Why I Read It: I LOVE this book & there was this read along.
Where I Got It: Own it.
Who I Recommend This To: Great for kids, teens, & adults – lots of humor with some serious bits mixed in.
Publisher: HarperCollins (2004)
Length: 375 pages
Series: Tiffany Aching Saga Book 1
Tiffany Aching is 9 year old, lives on a sheep farm on the chalk, makes excellent cheese, and has a questioning mind. Her recently deceased Granny Aching was a powerful figure in her young life, filling the silences with simple things and the smell of Jolly Sailor tobacco and Special Sheep Liniment. This adventure starts simply enough with Tiffany whacking Jenny Green Teeth with a frying pan for trying to steal her little baby brother. That is followed up with Tiffany guilting and scaring the Nac Mac Feegle (AKA the Wee Free Men) into doing chores. However, the pleasant days of sheep shearing are disrupted when baby brother Wentworth goes missing; and Tiffany has a strong suspicion of who is responsible.
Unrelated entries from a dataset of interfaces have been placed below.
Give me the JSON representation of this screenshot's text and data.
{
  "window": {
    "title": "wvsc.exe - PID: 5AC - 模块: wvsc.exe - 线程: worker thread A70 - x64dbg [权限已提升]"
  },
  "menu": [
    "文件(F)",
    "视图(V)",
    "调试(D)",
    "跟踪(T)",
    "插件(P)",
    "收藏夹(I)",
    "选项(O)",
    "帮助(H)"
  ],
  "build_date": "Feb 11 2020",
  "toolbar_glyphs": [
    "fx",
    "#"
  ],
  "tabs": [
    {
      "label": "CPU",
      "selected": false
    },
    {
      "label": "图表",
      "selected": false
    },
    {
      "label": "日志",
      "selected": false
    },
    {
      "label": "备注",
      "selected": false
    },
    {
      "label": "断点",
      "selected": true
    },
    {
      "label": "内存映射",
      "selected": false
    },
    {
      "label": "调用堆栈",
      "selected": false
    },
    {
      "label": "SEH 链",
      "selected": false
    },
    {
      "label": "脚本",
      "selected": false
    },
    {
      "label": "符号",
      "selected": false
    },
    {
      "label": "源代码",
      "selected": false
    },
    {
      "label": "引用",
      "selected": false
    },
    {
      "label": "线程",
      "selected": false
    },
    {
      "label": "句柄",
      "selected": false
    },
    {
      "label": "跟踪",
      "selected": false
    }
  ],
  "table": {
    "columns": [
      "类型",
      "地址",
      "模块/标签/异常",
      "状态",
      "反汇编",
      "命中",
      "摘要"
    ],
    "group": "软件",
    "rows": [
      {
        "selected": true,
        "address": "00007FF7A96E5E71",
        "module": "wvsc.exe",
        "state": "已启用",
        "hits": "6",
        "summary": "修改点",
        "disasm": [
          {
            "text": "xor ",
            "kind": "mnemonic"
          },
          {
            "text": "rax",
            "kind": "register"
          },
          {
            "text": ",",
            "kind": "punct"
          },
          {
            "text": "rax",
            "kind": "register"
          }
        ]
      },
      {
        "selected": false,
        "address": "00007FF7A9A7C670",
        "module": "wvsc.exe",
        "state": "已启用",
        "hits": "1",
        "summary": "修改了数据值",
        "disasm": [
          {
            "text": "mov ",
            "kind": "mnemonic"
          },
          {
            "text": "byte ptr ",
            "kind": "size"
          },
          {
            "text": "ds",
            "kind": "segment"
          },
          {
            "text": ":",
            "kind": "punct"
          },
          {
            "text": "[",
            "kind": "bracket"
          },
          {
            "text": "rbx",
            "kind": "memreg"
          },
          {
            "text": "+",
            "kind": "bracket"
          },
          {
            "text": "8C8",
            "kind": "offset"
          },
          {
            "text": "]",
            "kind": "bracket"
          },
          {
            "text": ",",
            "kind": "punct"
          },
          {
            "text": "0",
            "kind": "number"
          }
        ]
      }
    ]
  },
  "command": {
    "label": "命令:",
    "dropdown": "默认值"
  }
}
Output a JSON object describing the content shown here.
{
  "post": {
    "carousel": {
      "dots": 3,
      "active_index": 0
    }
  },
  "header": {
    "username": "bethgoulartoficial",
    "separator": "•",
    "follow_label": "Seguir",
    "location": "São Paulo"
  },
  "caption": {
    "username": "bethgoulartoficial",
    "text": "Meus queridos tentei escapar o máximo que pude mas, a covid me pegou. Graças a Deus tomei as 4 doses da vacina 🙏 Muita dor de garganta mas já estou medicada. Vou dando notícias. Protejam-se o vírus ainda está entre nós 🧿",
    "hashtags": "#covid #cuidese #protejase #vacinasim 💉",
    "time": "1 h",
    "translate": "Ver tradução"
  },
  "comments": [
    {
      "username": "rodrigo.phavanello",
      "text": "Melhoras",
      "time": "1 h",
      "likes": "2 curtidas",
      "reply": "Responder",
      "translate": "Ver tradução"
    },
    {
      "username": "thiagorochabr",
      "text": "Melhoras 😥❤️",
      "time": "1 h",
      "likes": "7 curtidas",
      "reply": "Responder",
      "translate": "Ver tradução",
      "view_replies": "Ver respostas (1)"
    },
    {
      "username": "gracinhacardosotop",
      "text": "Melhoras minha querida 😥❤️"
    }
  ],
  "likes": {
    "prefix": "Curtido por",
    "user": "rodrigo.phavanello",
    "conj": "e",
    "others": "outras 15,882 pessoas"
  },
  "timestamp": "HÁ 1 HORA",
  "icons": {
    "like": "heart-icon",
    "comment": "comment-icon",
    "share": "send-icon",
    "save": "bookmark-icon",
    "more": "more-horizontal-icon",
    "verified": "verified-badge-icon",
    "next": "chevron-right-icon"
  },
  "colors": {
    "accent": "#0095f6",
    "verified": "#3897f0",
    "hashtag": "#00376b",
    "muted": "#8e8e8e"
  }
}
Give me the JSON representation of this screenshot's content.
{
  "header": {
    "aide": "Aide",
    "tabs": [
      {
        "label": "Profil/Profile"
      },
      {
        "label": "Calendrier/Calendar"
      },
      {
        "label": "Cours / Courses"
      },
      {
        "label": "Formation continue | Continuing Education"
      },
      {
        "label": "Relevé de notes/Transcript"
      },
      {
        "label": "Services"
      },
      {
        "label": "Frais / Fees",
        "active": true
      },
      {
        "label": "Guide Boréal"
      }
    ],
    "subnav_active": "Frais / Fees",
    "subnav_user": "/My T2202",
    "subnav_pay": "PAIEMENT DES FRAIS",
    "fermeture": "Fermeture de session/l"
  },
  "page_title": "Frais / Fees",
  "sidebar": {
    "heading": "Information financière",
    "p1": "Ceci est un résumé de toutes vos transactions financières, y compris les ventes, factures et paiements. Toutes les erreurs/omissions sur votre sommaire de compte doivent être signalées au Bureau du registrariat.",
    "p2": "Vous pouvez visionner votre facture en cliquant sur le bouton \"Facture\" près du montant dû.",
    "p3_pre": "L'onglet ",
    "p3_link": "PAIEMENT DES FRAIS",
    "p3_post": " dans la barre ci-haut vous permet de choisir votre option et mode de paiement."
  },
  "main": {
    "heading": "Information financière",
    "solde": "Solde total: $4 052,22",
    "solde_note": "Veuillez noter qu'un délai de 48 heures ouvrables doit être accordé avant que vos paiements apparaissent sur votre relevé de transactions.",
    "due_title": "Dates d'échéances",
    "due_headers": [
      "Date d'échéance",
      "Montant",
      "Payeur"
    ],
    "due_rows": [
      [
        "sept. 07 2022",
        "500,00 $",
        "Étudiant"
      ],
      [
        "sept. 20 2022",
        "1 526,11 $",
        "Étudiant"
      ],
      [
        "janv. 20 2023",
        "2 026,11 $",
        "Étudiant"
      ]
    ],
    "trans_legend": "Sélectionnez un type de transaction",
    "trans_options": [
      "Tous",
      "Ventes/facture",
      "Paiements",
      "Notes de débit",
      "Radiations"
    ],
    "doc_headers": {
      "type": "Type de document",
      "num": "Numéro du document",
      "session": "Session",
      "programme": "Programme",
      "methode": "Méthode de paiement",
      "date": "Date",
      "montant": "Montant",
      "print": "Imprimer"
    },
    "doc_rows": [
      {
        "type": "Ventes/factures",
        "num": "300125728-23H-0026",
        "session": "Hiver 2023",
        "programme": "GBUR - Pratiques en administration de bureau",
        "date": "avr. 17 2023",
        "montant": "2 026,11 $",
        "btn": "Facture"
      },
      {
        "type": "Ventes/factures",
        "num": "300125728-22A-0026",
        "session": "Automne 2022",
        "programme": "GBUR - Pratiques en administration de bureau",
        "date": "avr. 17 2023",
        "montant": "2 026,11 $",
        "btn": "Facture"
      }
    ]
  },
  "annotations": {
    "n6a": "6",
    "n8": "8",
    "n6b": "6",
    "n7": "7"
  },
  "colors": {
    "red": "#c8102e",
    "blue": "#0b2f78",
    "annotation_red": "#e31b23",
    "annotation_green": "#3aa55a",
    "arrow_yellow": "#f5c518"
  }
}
I’ve read this book perhaps 4 times over the past few years. It makes me laugh, a lot, out loud. My man is terribly tired of me reading bits out to him while giggling, especially when I am trying to do a Feegle accent. Terrible, terrible. Tiffany is so easy to connect with, and root for. The mix of humor and moments of seriousness is perfect, creating a story that I can return to again and again. The Feegles are 6 inches or shorter, generally drunk, quick to lift stuff, and fiercely loyal once attached to a person or cause. They are also the source of much of my amusement.
Tiffany herself is not shy about swinging that frying pan around either. She is always thinking, which turns out to be key for saving the day in this book. Her Granny Aching provided some of the most poignant scenes in the book, even though she is dead. Her deep, yet simple, connection to her granddaughter was key in shaping the young lady she is to become. Also, both Tiffany and Granny Aching are incredibly practical people; I like their boots. Terry Pratchett did the Discworld universe and his fans a service when he created Tiffany Aching and the Nac Mac Feegle – thank you Sir Pratchett!
For deeper discussion of this book, check out the read along posts:
What I Liked: The endless humor; sneaky word play; Tiffany’s practicality and determination; bloomers used as a parachute; new vocabulary word: gazunder; Granny Aching; the ending.
What I Disliked: Nothing to put here – this is truly one of my fave books of all time.